Items from a data source:
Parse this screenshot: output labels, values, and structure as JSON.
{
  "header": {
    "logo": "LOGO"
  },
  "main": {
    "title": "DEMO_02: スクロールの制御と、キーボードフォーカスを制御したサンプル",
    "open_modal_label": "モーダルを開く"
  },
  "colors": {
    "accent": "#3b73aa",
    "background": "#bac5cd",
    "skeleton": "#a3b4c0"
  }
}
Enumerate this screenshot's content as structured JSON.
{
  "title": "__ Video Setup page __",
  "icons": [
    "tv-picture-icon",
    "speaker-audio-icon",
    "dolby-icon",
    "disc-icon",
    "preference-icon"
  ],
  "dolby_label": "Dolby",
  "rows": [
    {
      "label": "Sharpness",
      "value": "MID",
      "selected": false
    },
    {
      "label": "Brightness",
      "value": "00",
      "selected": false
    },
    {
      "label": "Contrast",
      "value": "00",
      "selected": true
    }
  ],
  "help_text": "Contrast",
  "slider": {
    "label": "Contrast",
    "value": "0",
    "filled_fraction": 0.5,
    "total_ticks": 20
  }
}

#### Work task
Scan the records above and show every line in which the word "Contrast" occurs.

#### Completed task
      "label": "Contrast",
  "help_text": "Contrast",
    "label": "Contrast",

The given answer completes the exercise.